Smoke Exposure & Child & Adult Health
The interaction between children and their environments is a subject of significant interest to researchers in NYU Langone’s Division of General Pediatrics. Investigators working in this area include Michael L. Weitzman, MD, who studies the effect of smoking, prenatal and secondhand smoke exposure, and vaping on children and adults to assess the following:
- the air quality and health effects of secondhand hookah smoke exposure on children and adults living in homes in which a child and a nonsmoking adult live with a hookah smoker and another group where a child and adult live in a nonsmoking home
- the air quality and health effects of secondhand aerosol exposure on children and adults living in homes where e-cigarettes are used, homes where children live and cigarettes are smoked, and homes where children live and there is no smoking

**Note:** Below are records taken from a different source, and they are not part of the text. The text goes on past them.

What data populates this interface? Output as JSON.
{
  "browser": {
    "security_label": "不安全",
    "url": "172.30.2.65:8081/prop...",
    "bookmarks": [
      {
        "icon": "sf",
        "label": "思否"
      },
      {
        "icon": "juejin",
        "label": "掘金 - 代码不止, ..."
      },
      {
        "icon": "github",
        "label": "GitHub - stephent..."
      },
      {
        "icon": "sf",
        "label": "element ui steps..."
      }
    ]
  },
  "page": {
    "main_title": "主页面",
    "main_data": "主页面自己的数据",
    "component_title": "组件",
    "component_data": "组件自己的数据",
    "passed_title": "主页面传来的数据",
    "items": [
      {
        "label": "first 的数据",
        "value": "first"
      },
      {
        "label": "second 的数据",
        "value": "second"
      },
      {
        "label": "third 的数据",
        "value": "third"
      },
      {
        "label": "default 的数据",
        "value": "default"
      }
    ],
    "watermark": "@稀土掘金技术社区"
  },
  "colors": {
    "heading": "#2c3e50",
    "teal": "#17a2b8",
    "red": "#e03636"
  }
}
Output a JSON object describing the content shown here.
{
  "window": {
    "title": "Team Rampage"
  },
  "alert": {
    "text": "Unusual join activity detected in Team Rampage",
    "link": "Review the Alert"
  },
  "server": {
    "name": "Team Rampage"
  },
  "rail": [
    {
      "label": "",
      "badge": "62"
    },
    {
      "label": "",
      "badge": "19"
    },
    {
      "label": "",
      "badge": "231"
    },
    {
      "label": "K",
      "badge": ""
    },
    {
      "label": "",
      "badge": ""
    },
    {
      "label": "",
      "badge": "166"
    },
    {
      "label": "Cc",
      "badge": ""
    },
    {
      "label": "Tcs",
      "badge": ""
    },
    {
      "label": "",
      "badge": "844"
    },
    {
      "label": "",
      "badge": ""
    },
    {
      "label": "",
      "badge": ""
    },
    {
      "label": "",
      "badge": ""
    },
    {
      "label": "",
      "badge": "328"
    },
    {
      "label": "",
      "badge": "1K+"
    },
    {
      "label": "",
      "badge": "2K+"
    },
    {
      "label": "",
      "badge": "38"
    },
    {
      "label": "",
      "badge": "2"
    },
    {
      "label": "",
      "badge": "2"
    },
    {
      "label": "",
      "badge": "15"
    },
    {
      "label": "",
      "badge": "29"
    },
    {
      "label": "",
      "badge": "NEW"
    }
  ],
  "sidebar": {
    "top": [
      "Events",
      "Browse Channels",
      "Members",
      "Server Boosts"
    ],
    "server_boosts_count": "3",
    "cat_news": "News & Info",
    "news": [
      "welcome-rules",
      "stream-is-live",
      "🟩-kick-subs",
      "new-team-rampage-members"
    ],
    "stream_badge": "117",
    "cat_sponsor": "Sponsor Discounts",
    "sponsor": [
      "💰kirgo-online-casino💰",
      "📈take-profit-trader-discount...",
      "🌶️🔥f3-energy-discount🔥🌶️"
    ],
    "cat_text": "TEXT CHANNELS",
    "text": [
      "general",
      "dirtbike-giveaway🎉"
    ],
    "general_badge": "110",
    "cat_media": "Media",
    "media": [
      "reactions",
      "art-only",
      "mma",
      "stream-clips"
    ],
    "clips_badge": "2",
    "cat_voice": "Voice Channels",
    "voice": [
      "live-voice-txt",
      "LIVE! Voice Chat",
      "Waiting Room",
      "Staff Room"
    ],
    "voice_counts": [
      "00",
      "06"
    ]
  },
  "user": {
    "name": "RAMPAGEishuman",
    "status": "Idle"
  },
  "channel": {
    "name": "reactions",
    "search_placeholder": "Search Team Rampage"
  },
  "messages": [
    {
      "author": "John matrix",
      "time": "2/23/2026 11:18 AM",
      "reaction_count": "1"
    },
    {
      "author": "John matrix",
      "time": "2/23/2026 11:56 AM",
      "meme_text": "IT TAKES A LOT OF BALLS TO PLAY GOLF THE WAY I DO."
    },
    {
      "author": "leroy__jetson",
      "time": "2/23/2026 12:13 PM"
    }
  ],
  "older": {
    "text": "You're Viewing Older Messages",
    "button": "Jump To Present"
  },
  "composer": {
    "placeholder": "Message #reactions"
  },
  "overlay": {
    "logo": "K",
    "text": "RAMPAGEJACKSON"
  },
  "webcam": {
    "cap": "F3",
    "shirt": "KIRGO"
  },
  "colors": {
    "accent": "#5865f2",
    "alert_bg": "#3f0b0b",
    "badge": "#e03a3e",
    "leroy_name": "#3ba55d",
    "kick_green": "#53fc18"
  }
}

The investigations involve collecting and analyzing various air quality and cardiopulmonary measures such as black carbon, particulate matter, and carbon monoxide. In addition, biological samples such as nasal mucosa, saliva, and urine are collected to assess changes in inflammatory markers and markers of future cardiovascular disease. For more information, contact firstname.lastname@example.org or 646-754-4897.
Another study assesses the air quality in homes where cigarettes, e-cigarettes, or hookah is used. No measures of health effects are collected, and the homes do not all have children living in them. Because virtually no data exist on air quality in homes where hookahs are smoked (other than the one study that Dr. Weitzman and colleagues completed in the United Arab Emirates), this study was designed to collect relevant data in a more expeditious fashion. For more information, contact email@example.com or 646-754-4897.
Dr. Weitzman is also studying periodontal disease and the periodontal microbiome in individuals who smoke cigarettes or hookah or use e-cigarettes.
Numerous other epidemiologic studies are underway that utilize large national datasets, such as the National Health Interview Survey, the National Health and Nutrition Examination Survey, the National Youth Tobacco Survey, and the National Adult Tobacco Survey. These data are used to investigate issues such as the relationship of smoking to inflammation among individuals with depression; the body burden of heavy metals such as lead and cadmium among individuals who vape; the birth weight, mental health, and rates and severity of asthma of children who live in homes with adult vapers; and the transition from vaping to cigarette smoking of adolescents.